June 24: More Exploring
The family was in and out of the nest box until around 8:15 when Laranja led them all down the ropes for what appeared to be a crossing to Holly Hill. Instead of moving into the low black walnut, she went straight up tree eight and the family followed. They spent a little over an hour at a frightening height of perhaps 30 meters, moving between tree eight and the beech and cedar trees that are directly behind it. Moe and Mara tore around; playing and the babies were mostly left to climb alone. A few times they were seen hanging from the underside of the branches but always managed to climb back to the top. By the end of the summer, they are sure to have amazing climbing skills! Around 9:45 they moved back to the nest box where they ate and then continued to the hemlocks at 10:30. Mara tried to follow on the ropes but eventually jumped through the tops of the little trees and bushes to reach the rest of the family. After this adventure the family settled in for a nap and some allogrooming.

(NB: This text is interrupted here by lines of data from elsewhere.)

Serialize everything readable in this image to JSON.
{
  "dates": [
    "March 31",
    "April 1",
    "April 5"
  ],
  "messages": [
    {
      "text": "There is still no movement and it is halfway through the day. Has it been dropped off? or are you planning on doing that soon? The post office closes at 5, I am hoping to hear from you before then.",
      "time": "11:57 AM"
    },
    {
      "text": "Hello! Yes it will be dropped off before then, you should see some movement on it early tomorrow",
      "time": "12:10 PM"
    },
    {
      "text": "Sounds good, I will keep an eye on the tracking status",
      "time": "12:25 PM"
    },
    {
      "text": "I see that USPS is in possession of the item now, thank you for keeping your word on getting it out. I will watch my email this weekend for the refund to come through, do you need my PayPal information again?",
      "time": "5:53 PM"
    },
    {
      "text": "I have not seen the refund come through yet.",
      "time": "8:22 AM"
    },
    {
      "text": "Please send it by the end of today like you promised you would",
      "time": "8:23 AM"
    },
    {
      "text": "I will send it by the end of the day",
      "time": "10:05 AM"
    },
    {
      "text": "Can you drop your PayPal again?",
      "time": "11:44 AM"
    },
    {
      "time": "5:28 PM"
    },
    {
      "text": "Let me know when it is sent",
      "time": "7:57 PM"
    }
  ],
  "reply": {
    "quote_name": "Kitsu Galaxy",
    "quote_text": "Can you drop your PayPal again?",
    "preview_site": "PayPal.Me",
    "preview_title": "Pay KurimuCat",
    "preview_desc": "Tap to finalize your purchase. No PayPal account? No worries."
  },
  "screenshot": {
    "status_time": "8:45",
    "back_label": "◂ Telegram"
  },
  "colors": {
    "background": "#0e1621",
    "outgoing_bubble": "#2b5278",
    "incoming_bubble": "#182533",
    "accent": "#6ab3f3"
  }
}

At 1:17, Eduardo very deliberately moved to the ground where he appeared to be foraging in the rocks located between trees three and four. The rest of the family followed closely to watch, but aside from a quick investigation of his actions on the ground by first Laranja and then Mara, they stayed in the trees. Throughout this five-minute ground-foraging session, both babies were left alone in the branches of a hemlock. Laranja eventually returned and picked them up before leading the family back to the nest box. At 2:30, food was hung in the exhibit and everyone immediately left their babies on branches in tree zero and went to forage in the hanging food tray. One can easily see where the parents’ priorities lie. The rest of the afternoon passed unremarkably and the family spent most of the 5-7 shift moving around in the nest box with a few brief trips out to the nearby branches.
I am happy to say we have all survived our first week of the free-ranging season. The family is starting to settle in and relax and the kids are finding their “tree legs.” We saw some glimpses of very normal and stress-free monkey behavior as the week went on. Things are just starting to get exciting, and I cannot wait to see how the summer develops.